In 2005 I again found myself in Van Vieng. There were a few more restaurants and bars in town but the vibe was pretty similar. On the island though a number of bars had appeared pumping out techno and dnb and when tubing the cool boxes had turned into fridges and bamboo platforms and zip wires but still the vibe was same same and you ended in the centre of town so you could just walk back into town.
This trip I found Van Vieng almost unrecogniseable
The sleepy town I once knew has turned into an 18/30s style mess fest. It is a shame but as Laos is one of the poorest countries in the world I really dont blame the locals for trying to make a buck out of pissed tourists. It seems there has been a lot of westerners settle here assisting the development but its a shame they havent been more sensitive to the area so that its initial charm is now lost. I feel very privileged to have seen it before its boom and can safely say I wont be coming back to see what has happened to it in the future. I only hope that someone does something to make the tubing safer.
On the road out of Van Vieng I noticed that the for the whole of the 4 hour journey to Vientiane there was litter (mainly plastic) strewn everywhere and I started to think that the country must be struggling to cope with its rapid development. I wonder what, if any, infrastructure is in place for recycling or rubbish collection and it made me really sad to think that such a beautiful country is becoming so polluted. I also noticed that it seems to be a few families who were probably in the right place at the right time who are now profiting from tourism and suspect Laos is another case of the minority rich getting richer and the majority poor remaining so. The main industries here are tourism and beer laos although judging by the amount of development I suspect that the concrete suppliers are making a mint too
I've also noticed that there are a whole ton of children here that dont seem to be in school and I havent even seen many schools. In the towns none of the children seem to play or smile and lots of them are working, either learning the trade of shopkeeping, sandwich making or are selling trinkets on the streets. In remote areas the kids seem happier cos they are playing out but maybe only rolling around in mud or cooling off inthe drain water or playing with bugs or bamboo footballs.
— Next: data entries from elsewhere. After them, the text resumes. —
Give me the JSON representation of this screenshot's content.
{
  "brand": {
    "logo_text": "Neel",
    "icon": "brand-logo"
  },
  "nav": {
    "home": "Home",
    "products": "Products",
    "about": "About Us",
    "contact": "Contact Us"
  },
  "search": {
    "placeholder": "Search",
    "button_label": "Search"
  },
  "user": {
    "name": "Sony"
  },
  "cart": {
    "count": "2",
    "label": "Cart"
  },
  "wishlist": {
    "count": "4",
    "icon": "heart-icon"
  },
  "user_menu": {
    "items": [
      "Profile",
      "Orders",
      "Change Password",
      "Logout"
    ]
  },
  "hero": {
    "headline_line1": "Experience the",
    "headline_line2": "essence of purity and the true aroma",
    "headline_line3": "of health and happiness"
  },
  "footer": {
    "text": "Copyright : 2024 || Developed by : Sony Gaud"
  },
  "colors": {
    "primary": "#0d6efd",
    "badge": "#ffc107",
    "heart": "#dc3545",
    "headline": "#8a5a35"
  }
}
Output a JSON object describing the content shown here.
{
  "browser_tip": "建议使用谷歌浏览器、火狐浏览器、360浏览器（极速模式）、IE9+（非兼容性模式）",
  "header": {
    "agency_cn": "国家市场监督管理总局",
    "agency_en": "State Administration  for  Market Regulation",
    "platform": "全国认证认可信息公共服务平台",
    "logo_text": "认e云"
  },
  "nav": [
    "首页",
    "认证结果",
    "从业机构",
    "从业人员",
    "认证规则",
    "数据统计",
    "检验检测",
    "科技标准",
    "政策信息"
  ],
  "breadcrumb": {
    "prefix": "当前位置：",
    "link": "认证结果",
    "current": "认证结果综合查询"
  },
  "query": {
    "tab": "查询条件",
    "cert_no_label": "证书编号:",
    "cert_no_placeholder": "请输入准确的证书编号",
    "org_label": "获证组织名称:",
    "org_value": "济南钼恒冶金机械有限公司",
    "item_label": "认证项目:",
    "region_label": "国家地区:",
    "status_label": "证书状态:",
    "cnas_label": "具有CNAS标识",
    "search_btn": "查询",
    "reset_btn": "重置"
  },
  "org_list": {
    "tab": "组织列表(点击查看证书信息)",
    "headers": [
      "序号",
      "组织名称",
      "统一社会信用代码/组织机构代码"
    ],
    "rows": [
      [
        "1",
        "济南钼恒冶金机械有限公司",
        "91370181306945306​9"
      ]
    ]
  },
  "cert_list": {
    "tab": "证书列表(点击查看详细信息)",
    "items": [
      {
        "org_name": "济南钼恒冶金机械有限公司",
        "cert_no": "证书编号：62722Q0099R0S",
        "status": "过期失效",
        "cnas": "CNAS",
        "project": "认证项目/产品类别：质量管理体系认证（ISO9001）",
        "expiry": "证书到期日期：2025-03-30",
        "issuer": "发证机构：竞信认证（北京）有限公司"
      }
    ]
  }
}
But of course there is little or no money to be had in these remote areas and their life is that of subsistence. I cant help but think sometimes that this subsistence way of living in bamboo huts looking out at the amazing scenery and living off the land may hold a richer lifestyle as people pull together to support each other instead of valuing the electronics etc that modern life has to offer. But then as I have the choice not to live like that I cant really comment on the hardships that no doubt are also faced by the villages.